**Entries from a dataset of interfaces**

========

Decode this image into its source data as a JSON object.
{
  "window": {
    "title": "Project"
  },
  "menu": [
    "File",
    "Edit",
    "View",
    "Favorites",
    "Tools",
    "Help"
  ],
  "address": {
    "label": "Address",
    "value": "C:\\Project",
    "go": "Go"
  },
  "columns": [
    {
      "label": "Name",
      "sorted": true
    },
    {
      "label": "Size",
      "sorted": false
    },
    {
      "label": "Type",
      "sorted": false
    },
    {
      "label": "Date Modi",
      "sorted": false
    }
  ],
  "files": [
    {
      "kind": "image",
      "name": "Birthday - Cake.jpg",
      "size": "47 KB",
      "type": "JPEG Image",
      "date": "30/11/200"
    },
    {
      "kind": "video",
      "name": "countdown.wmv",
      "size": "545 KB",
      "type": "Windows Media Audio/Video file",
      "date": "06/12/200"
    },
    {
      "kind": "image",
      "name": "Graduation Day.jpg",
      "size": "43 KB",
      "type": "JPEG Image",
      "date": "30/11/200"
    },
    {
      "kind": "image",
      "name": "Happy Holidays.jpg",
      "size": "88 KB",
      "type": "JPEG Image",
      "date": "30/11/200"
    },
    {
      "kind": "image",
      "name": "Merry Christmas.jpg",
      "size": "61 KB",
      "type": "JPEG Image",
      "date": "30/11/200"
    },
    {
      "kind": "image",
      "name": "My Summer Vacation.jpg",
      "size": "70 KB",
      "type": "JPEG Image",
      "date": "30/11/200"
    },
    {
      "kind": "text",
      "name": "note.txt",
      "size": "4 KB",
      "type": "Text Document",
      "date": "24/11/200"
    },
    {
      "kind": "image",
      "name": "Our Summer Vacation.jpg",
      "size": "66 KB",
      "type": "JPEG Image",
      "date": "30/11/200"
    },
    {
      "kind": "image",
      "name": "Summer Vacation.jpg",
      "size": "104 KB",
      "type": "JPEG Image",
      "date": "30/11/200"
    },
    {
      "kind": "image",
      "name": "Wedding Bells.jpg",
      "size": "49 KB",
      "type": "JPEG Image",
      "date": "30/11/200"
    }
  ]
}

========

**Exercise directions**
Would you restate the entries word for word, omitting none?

**Solution**
Decode this image into its source data as a JSON object.
{
  "window": {
    "title": "Project"
  },
  "menu": [
    "File",
    "Edit",
    "View",
    "Favorites",
    "Tools",
    "Help"
  ],
  "address": {
    "label": "Address",
    "value": "C:\\Project",
    "go": "Go"
  },
  "columns": [
    {
      "label": "Name",
      "sorted": true
    },
    {
      "label": "Size",
      "sorted": false
    },
    {
      "label": "Type",
      "sorted": false
    },
    {
      "label": "Date Modi",
      "sorted": false
    }
  ],
  "files": [
    {
      "kind": "image",
      "name": "Birthday - Cake.jpg",
      "size": "47 KB",
      "type": "JPEG Image",
      "date": "30/11/200"
    },
    {
      "kind": "video",
      "name": "countdown.wmv",
      "size": "545 KB",
      "type": "Windows Media Audio/Video file",
      "date": "06/12/200"
    },
    {
      "kind": "image",
      "name": "Graduation Day.jpg",
      "size": "43 KB",
      "type": "JPEG Image",
      "date": "30/11/200"
    },
    {
      "kind": "image",
      "name": "Happy Holidays.jpg",
      "size": "88 KB",
      "type": "JPEG Image",
      "date": "30/11/200"
    },
    {
      "kind": "image",
      "name": "Merry Christmas.jpg",
      "size": "61 KB",
      "type": "JPEG Image",
      "date": "30/11/200"
    },
    {
      "kind": "image",
      "name": "My Summer Vacation.jpg",
      "size": "70 KB",
      "type": "JPEG Image",
      "date": "30/11/200"
    },
    {
      "kind": "text",
      "name": "note.txt",
      "size": "4 KB",
      "type": "Text Document",
      "date": "24/11/200"
    },
    {
      "kind": "image",
      "name": "Our Summer Vacation.jpg",
      "size": "66 KB",
      "type": "JPEG Image",
      "date": "30/11/200"
    },
    {
      "kind": "image",
      "name": "Summer Vacation.jpg",
      "size": "104 KB",
      "type": "JPEG Image",
      "date": "30/11/200"
    },
    {
      "kind": "image",
      "name": "Wedding Bells.jpg",
      "size": "49 KB",
      "type": "JPEG Image",
      "date": "30/11/200"
    }
  ]
}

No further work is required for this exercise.